*** DATA FOR PROCESSING

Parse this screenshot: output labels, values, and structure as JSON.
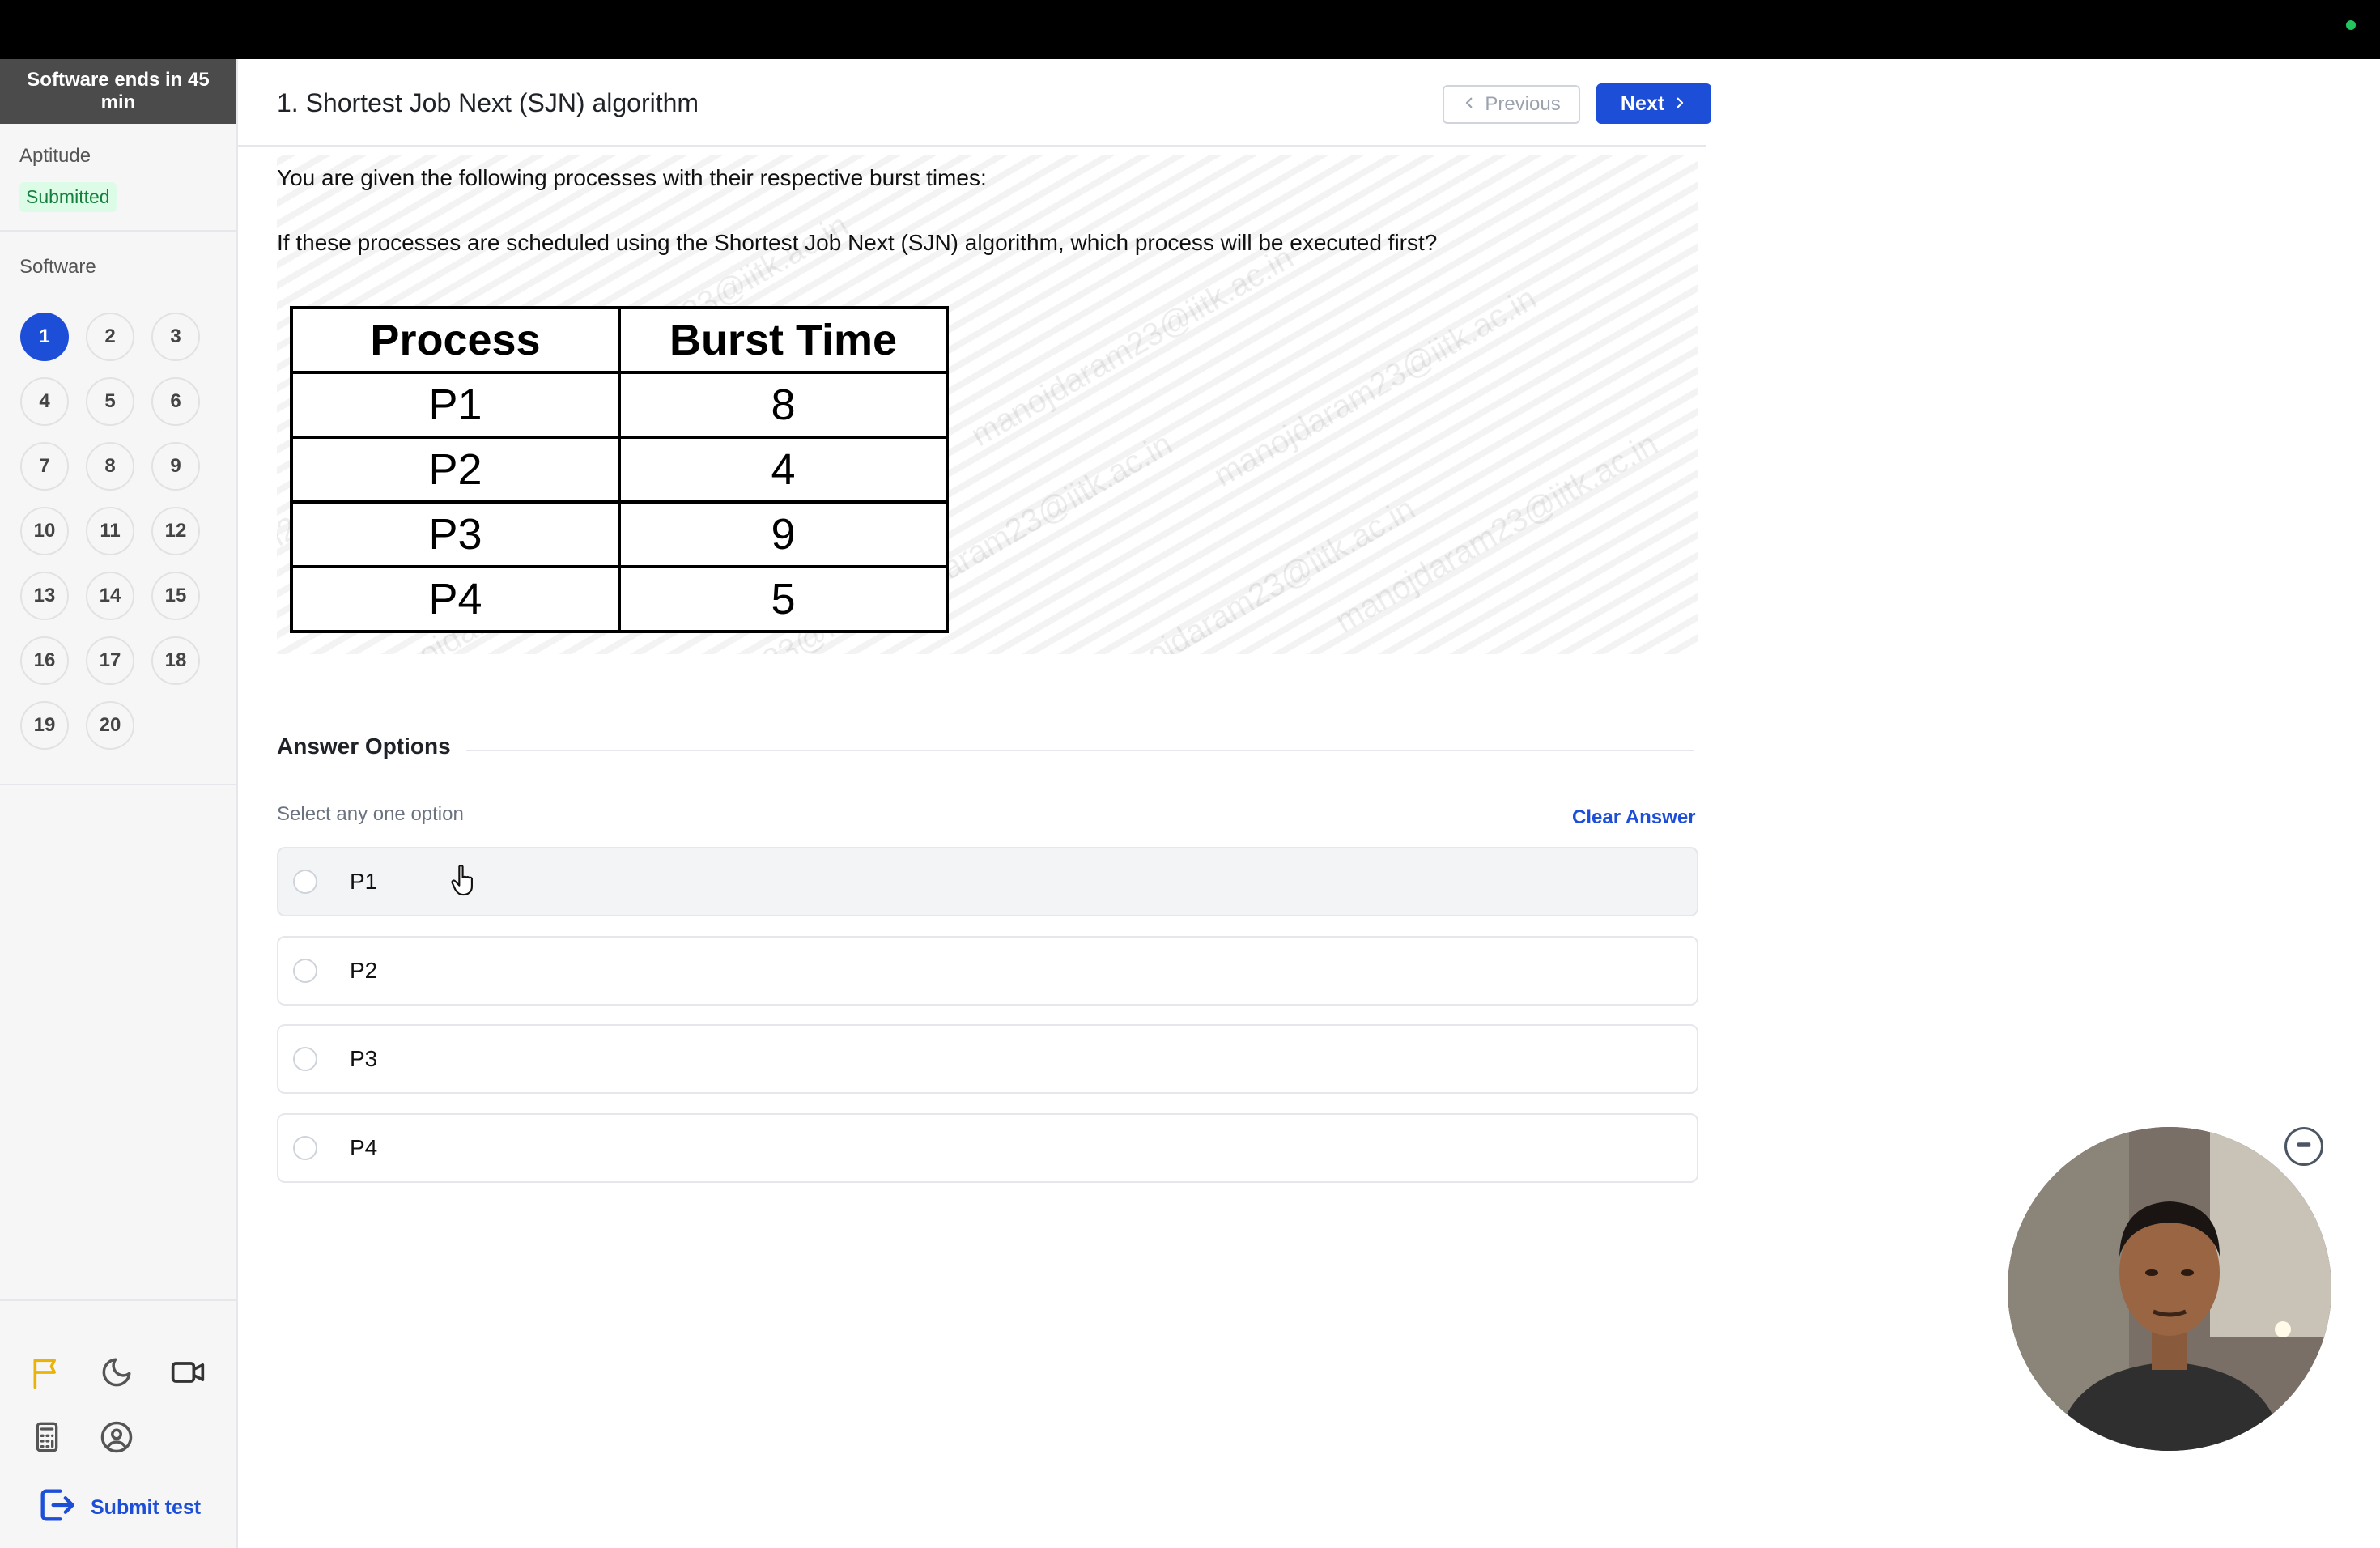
{
  "sidebar": {
    "timer": "Software ends in 45 min",
    "sections": {
      "aptitude": {
        "title": "Aptitude",
        "status": "Submitted"
      },
      "software": {
        "title": "Software"
      }
    },
    "questions": [
      "1",
      "2",
      "3",
      "4",
      "5",
      "6",
      "7",
      "8",
      "9",
      "10",
      "11",
      "12",
      "13",
      "14",
      "15",
      "16",
      "17",
      "18",
      "19",
      "20"
    ],
    "active_question": "1",
    "tools": [
      "flag-icon",
      "moon-icon",
      "video-camera-icon",
      "calculator-icon",
      "user-circle-icon"
    ],
    "submit_label": "Submit test"
  },
  "header": {
    "title": "1. Shortest Job Next (SJN) algorithm",
    "prev_label": "Previous",
    "next_label": "Next"
  },
  "question": {
    "line1": "You are given the following processes with their respective burst times:",
    "line2": "If these processes are scheduled using the Shortest Job Next (SJN) algorithm, which process will be executed first?",
    "table": {
      "headers": [
        "Process",
        "Burst Time"
      ],
      "rows": [
        [
          "P1",
          "8"
        ],
        [
          "P2",
          "4"
        ],
        [
          "P3",
          "9"
        ],
        [
          "P4",
          "5"
        ]
      ]
    },
    "watermark": "manojdaram23@iitk.ac.in"
  },
  "answers": {
    "heading": "Answer Options",
    "hint": "Select any one option",
    "clear_label": "Clear Answer",
    "options": [
      "P1",
      "P2",
      "P3",
      "P4"
    ]
  },
  "colors": {
    "accent": "#1d4ed8",
    "submitted": "#15803d",
    "flag": "#eab308"
  }
}
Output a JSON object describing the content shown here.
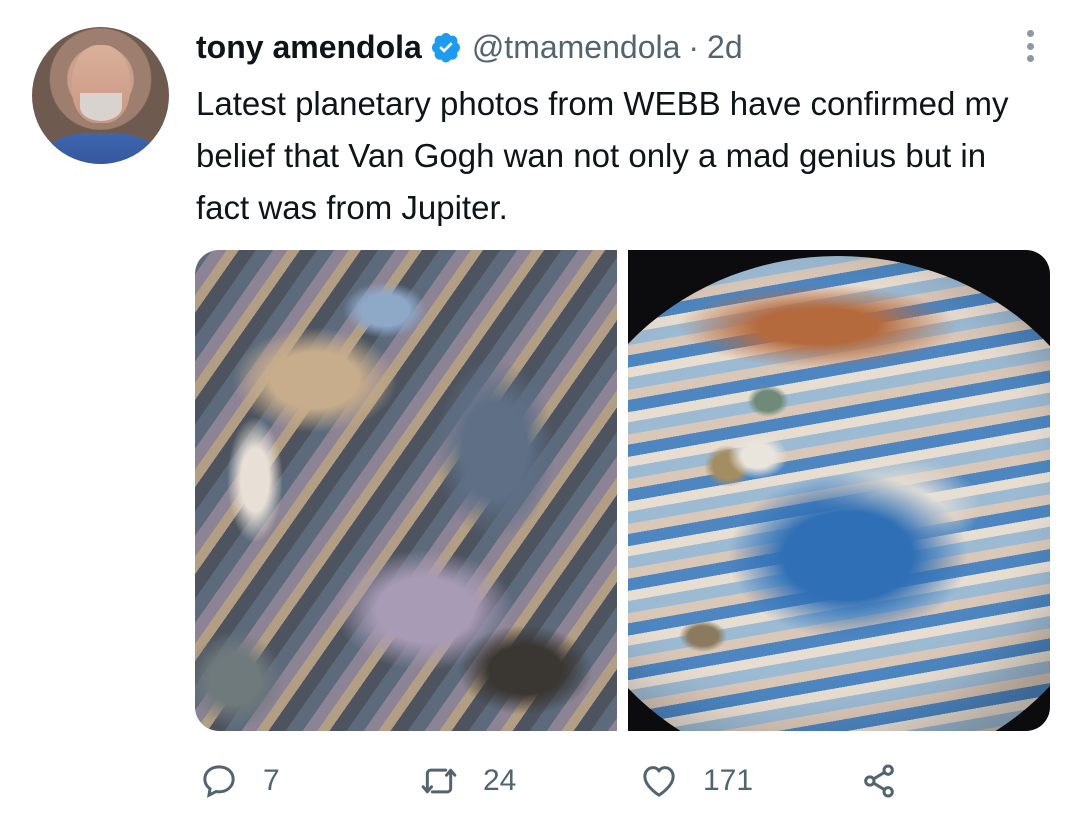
{
  "tweet": {
    "author_name": "tony amendola",
    "handle": "@tmamendola",
    "separator": "·",
    "time": "2d",
    "text": "Latest planetary photos from WEBB have confirmed my belief that Van Gogh wan not only a mad genius but in fact was from Jupiter.",
    "verified": true,
    "media_count": 2
  },
  "actions": {
    "replies": "7",
    "retweets": "24",
    "likes": "171"
  },
  "colors": {
    "verified_badge": "#1d9bf0",
    "secondary_text": "#536471",
    "primary_text": "#0f1419"
  },
  "icons": {
    "reply": "reply-bubble-icon",
    "retweet": "retweet-icon",
    "like": "heart-icon",
    "share": "share-icon",
    "more": "more-dots-icon",
    "verified": "verified-badge-icon"
  }
}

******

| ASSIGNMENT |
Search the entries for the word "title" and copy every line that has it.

| SOLUTION FOR THIS PROBLEM |
        "title": "Aptitude",
        "title": "Software"
    "title": "1. Shortest Job Next (SJN) algorithm",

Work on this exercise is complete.